Each entry that follows should be retyped in full and exactly.

# # #

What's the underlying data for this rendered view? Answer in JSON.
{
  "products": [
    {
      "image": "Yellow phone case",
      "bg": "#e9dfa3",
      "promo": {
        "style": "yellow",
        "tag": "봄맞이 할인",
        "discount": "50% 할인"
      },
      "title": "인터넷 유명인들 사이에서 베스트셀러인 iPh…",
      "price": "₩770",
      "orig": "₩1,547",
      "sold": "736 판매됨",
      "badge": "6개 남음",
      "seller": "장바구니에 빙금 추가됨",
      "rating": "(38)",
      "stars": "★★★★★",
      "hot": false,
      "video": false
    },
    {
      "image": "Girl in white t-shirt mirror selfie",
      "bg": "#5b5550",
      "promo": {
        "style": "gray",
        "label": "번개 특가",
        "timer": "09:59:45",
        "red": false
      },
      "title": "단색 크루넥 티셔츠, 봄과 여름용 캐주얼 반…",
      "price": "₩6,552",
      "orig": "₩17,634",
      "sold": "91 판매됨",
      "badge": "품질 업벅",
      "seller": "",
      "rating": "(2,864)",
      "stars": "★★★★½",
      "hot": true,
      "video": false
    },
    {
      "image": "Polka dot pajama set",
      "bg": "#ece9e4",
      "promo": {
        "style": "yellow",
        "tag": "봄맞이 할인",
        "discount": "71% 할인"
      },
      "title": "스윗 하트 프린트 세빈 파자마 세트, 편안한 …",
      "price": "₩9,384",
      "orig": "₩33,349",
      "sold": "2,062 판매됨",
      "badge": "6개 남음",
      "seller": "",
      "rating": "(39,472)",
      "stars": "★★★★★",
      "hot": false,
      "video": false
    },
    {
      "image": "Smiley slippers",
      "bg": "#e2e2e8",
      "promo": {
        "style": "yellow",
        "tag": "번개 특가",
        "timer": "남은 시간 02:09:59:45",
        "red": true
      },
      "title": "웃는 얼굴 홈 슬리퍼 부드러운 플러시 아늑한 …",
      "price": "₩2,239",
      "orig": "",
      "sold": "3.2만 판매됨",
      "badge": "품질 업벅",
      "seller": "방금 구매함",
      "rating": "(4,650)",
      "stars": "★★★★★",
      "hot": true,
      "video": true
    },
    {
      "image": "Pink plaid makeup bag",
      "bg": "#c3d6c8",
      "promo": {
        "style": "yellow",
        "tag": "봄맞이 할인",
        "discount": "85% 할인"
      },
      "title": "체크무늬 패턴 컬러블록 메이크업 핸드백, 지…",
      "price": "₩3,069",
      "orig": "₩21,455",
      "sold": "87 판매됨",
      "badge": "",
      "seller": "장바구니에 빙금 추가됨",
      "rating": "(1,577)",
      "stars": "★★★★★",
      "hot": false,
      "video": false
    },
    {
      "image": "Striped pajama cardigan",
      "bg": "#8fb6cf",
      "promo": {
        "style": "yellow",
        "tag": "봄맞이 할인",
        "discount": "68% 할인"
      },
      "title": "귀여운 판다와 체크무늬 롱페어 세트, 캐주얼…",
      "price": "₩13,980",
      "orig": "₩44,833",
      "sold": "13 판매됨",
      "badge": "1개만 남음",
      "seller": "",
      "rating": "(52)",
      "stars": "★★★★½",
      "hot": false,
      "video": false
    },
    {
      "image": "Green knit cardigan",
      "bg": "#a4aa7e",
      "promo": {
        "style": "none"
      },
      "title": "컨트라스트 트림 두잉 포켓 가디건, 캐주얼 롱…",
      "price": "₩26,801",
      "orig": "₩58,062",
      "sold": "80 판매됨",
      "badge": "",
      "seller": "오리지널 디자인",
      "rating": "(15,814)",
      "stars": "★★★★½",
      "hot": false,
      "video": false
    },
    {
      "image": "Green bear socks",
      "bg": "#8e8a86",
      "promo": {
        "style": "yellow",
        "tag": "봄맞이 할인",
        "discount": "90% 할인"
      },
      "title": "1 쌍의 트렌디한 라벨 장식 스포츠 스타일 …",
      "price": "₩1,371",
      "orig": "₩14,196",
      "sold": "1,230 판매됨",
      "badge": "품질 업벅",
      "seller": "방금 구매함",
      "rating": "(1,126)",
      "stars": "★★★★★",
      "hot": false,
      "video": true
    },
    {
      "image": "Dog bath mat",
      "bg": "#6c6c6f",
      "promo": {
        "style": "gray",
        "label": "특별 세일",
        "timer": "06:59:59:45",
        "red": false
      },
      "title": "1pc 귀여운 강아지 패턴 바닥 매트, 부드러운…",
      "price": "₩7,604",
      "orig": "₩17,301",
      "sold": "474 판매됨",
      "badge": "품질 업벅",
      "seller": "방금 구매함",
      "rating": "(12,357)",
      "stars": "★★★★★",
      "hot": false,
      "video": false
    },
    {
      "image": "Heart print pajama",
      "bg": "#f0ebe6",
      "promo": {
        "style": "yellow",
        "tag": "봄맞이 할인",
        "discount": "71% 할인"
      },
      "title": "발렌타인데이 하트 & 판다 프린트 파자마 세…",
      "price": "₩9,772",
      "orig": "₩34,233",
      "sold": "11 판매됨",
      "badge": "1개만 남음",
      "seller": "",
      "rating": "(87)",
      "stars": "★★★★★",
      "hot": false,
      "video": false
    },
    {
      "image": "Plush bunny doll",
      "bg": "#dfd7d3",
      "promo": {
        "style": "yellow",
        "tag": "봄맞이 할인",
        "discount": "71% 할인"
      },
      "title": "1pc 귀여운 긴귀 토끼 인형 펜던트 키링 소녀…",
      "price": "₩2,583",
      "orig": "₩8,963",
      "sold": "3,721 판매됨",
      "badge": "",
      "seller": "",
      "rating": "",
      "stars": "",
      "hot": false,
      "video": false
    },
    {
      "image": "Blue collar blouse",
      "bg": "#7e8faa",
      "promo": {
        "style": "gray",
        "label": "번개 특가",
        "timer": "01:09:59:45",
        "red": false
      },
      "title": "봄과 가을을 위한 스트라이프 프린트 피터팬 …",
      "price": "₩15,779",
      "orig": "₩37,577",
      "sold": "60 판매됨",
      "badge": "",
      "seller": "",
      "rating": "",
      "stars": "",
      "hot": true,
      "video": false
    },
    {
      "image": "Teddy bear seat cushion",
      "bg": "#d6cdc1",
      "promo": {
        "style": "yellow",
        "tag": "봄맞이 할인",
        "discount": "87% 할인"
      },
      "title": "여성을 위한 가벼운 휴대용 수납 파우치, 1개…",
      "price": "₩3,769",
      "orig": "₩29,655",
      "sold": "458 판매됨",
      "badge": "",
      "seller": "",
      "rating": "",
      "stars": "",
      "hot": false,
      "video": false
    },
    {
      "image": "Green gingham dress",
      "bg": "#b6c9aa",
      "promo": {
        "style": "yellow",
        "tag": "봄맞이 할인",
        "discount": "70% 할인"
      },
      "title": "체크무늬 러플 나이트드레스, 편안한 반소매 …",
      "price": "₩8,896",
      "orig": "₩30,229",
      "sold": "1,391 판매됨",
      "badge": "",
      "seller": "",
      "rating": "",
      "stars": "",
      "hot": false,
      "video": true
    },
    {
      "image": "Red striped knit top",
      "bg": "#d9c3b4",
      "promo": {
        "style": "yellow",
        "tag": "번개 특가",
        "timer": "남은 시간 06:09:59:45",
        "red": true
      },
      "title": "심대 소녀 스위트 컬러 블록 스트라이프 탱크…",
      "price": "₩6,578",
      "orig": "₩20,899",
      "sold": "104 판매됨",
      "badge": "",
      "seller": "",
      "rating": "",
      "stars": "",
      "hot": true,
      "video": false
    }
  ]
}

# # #

**Answer space:**
What's the underlying data for this rendered view? Answer in JSON.
{
  "products": [
    {
      "image": "Yellow phone case",
      "bg": "#e9dfa3",
      "promo": {
        "style": "yellow",
        "tag": "봄맞이 할인",
        "discount": "50% 할인"
      },
      "title": "인터넷 유명인들 사이에서 베스트셀러인 iPh…",
      "price": "₩770",
      "orig": "₩1,547",
      "sold": "736 판매됨",
      "badge": "6개 남음",
      "seller": "장바구니에 빙금 추가됨",
      "rating": "(38)",
      "stars": "★★★★★",
      "hot": false,
      "video": false
    },
    {
      "image": "Girl in white t-shirt mirror selfie",
      "bg": "#5b5550",
      "promo": {
        "style": "gray",
        "label": "번개 특가",
        "timer": "09:59:45",
        "red": false
      },
      "title": "단색 크루넥 티셔츠, 봄과 여름용 캐주얼 반…",
      "price": "₩6,552",
      "orig": "₩17,634",
      "sold": "91 판매됨",
      "badge": "품질 업벅",
      "seller": "",
      "rating": "(2,864)",
      "stars": "★★★★½",
      "hot": true,
      "video": false
    },
    {
      "image": "Polka dot pajama set",
      "bg": "#ece9e4",
      "promo": {
        "style": "yellow",
        "tag": "봄맞이 할인",
        "discount": "71% 할인"
      },
      "title": "스윗 하트 프린트 세빈 파자마 세트, 편안한 …",
      "price": "₩9,384",
      "orig": "₩33,349",
      "sold": "2,062 판매됨",
      "badge": "6개 남음",
      "seller": "",
      "rating": "(39,472)",
      "stars": "★★★★★",
      "hot": false,
      "video": false
    },
    {
      "image": "Smiley slippers",
      "bg": "#e2e2e8",
      "promo": {
        "style": "yellow",
        "tag": "번개 특가",
        "timer": "남은 시간 02:09:59:45",
        "red": true
      },
      "title": "웃는 얼굴 홈 슬리퍼 부드러운 플러시 아늑한 …",
      "price": "₩2,239",
      "orig": "",
      "sold": "3.2만 판매됨",
      "badge": "품질 업벅",
      "seller": "방금 구매함",
      "rating": "(4,650)",
      "stars": "★★★★★",
      "hot": true,
      "video": true
    },
    {
      "image": "Pink plaid makeup bag",
      "bg": "#c3d6c8",
      "promo": {
        "style": "yellow",
        "tag": "봄맞이 할인",
        "discount": "85% 할인"
      },
      "title": "체크무늬 패턴 컬러블록 메이크업 핸드백, 지…",
      "price": "₩3,069",
      "orig": "₩21,455",
      "sold": "87 판매됨",
      "badge": "",
      "seller": "장바구니에 빙금 추가됨",
      "rating": "(1,577)",
      "stars": "★★★★★",
      "hot": false,
      "video": false
    },
    {
      "image": "Striped pajama cardigan",
      "bg": "#8fb6cf",
      "promo": {
        "style": "yellow",
        "tag": "봄맞이 할인",
        "discount": "68% 할인"
      },
      "title": "귀여운 판다와 체크무늬 롱페어 세트, 캐주얼…",
      "price": "₩13,980",
      "orig": "₩44,833",
      "sold": "13 판매됨",
      "badge": "1개만 남음",
      "seller": "",
      "rating": "(52)",
      "stars": "★★★★½",
      "hot": false,
      "video": false
    },
    {
      "image": "Green knit cardigan",
      "bg": "#a4aa7e",
      "promo": {
        "style": "none"
      },
      "title": "컨트라스트 트림 두잉 포켓 가디건, 캐주얼 롱…",
      "price": "₩26,801",
      "orig": "₩58,062",
      "sold": "80 판매됨",
      "badge": "",
      "seller": "오리지널 디자인",
      "rating": "(15,814)",
      "stars": "★★★★½",
      "hot": false,
      "video": false
    },
    {
      "image": "Green bear socks",
      "bg": "#8e8a86",
      "promo": {
        "style": "yellow",
        "tag": "봄맞이 할인",
        "discount": "90% 할인"
      },
      "title": "1 쌍의 트렌디한 라벨 장식 스포츠 스타일 …",
      "price": "₩1,371",
      "orig": "₩14,196",
      "sold": "1,230 판매됨",
      "badge": "품질 업벅",
      "seller": "방금 구매함",
      "rating": "(1,126)",
      "stars": "★★★★★",
      "hot": false,
      "video": true
    },
    {
      "image": "Dog bath mat",
      "bg": "#6c6c6f",
      "promo": {
        "style": "gray",
        "label": "특별 세일",
        "timer": "06:59:59:45",
        "red": false
      },
      "title": "1pc 귀여운 강아지 패턴 바닥 매트, 부드러운…",
      "price": "₩7,604",
      "orig": "₩17,301",
      "sold": "474 판매됨",
      "badge": "품질 업벅",
      "seller": "방금 구매함",
      "rating": "(12,357)",
      "stars": "★★★★★",
      "hot": false,
      "video": false
    },
    {
      "image": "Heart print pajama",
      "bg": "#f0ebe6",
      "promo": {
        "style": "yellow",
        "tag": "봄맞이 할인",
        "discount": "71% 할인"
      },
      "title": "발렌타인데이 하트 & 판다 프린트 파자마 세…",
      "price": "₩9,772",
      "orig": "₩34,233",
      "sold": "11 판매됨",
      "badge": "1개만 남음",
      "seller": "",
      "rating": "(87)",
      "stars": "★★★★★",
      "hot": false,
      "video": false
    },
    {
      "image": "Plush bunny doll",
      "bg": "#dfd7d3",
      "promo": {
        "style": "yellow",
        "tag": "봄맞이 할인",
        "discount": "71% 할인"
      },
      "title": "1pc 귀여운 긴귀 토끼 인형 펜던트 키링 소녀…",
      "price": "₩2,583",
      "orig": "₩8,963",
      "sold": "3,721 판매됨",
      "badge": "",
      "seller": "",
      "rating": "",
      "stars": "",
      "hot": false,
      "video": false
    },
    {
      "image": "Blue collar blouse",
      "bg": "#7e8faa",
      "promo": {
        "style": "gray",
        "label": "번개 특가",
        "timer": "01:09:59:45",
        "red": false
      },
      "title": "봄과 가을을 위한 스트라이프 프린트 피터팬 …",
      "price": "₩15,779",
      "orig": "₩37,577",
      "sold": "60 판매됨",
      "badge": "",
      "seller": "",
      "rating": "",
      "stars": "",
      "hot": true,
      "video": false
    },
    {
      "image": "Teddy bear seat cushion",
      "bg": "#d6cdc1",
      "promo": {
        "style": "yellow",
        "tag": "봄맞이 할인",
        "discount": "87% 할인"
      },
      "title": "여성을 위한 가벼운 휴대용 수납 파우치, 1개…",
      "price": "₩3,769",
      "orig": "₩29,655",
      "sold": "458 판매됨",
      "badge": "",
      "seller": "",
      "rating": "",
      "stars": "",
      "hot": false,
      "video": false
    },
    {
      "image": "Green gingham dress",
      "bg": "#b6c9aa",
      "promo": {
        "style": "yellow",
        "tag": "봄맞이 할인",
        "discount": "70% 할인"
      },
      "title": "체크무늬 러플 나이트드레스, 편안한 반소매 …",
      "price": "₩8,896",
      "orig": "₩30,229",
      "sold": "1,391 판매됨",
      "badge": "",
      "seller": "",
      "rating": "",
      "stars": "",
      "hot": false,
      "video": true
    },
    {
      "image": "Red striped knit top",
      "bg": "#d9c3b4",
      "promo": {
        "style": "yellow",
        "tag": "번개 특가",
        "timer": "남은 시간 06:09:59:45",
        "red": true
      },
      "title": "심대 소녀 스위트 컬러 블록 스트라이프 탱크…",
      "price": "₩6,578",
      "orig": "₩20,899",
      "sold": "104 판매됨",
      "badge": "",
      "seller": "",
      "rating": "",
      "stars": "",
      "hot": true,
      "video": false
    }
  ]
}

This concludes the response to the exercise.